#### WORK TO COMPLETE:
Out of the entries that follow, copy each line containing "wifi".

#### Items listed in a dataset:
┄┄┄┄┄┄┄┄┄┄┄┄┄┄┄┄┄┄┄┄
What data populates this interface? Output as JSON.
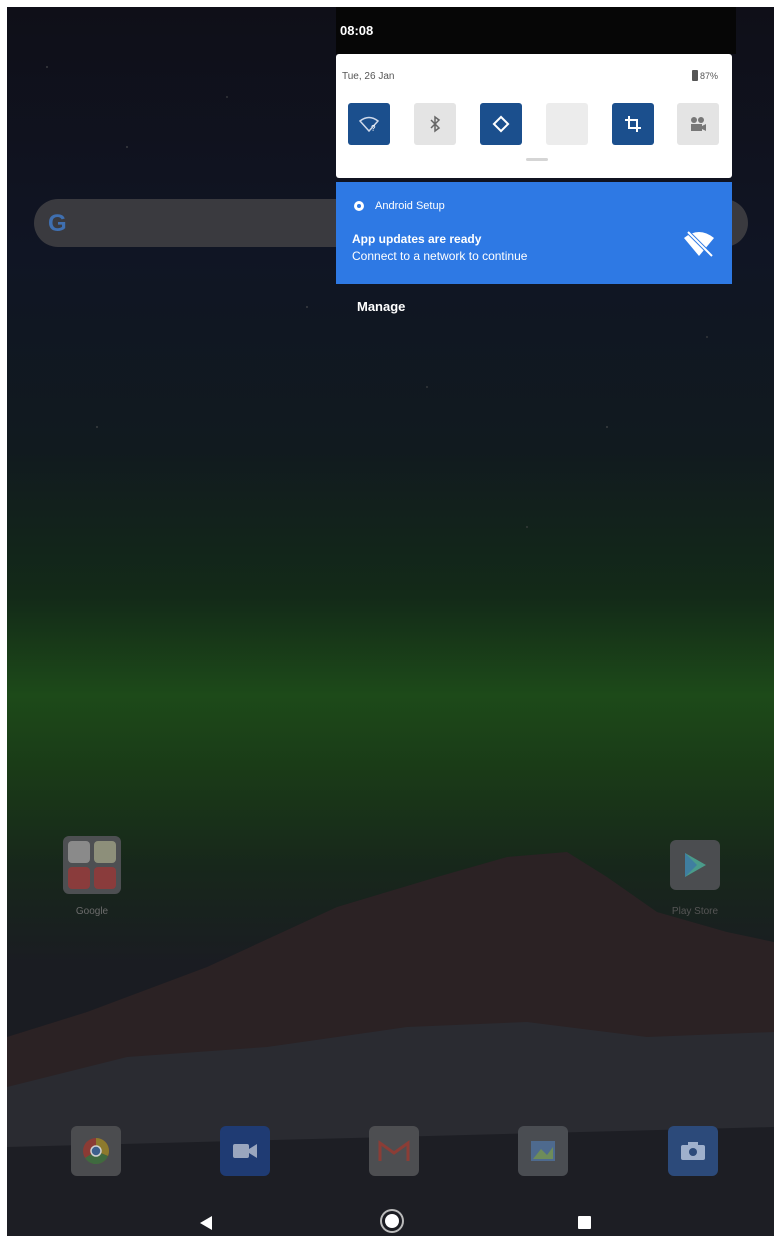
{
  "status_bar": {
    "time": "08:08"
  },
  "quick_settings": {
    "date": "Tue, 26 Jan",
    "battery": "87%",
    "tiles": [
      {
        "name": "wifi",
        "icon": "wifi-question-icon",
        "state": "on"
      },
      {
        "name": "bluetooth",
        "icon": "bluetooth-icon",
        "state": "off"
      },
      {
        "name": "auto-rotate",
        "icon": "rotate-icon",
        "state": "on"
      },
      {
        "name": "unknown",
        "icon": "blank-tile",
        "state": "off"
      },
      {
        "name": "screenshot",
        "icon": "crop-icon",
        "state": "on"
      },
      {
        "name": "screen-record",
        "icon": "screen-record-icon",
        "state": "off"
      }
    ]
  },
  "notification": {
    "app": "Android Setup",
    "title": "App updates are ready",
    "text": "Connect to a network to continue",
    "icon": "wifi-off-icon"
  },
  "manage_label": "Manage",
  "home": {
    "folder_label": "Google",
    "play_store_label": "Play Store",
    "dock": [
      "chrome",
      "duo",
      "gmail",
      "files",
      "camera"
    ]
  },
  "colors": {
    "notification_bg": "#2e79e4",
    "tile_on": "#1b4f8d",
    "tile_off": "#e4e4e4"
  }
}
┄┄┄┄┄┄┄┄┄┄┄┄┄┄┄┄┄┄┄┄
#### EXERCISE OUTPUT:
        "name": "wifi",
        "icon": "wifi-question-icon",
    "icon": "wifi-off-icon"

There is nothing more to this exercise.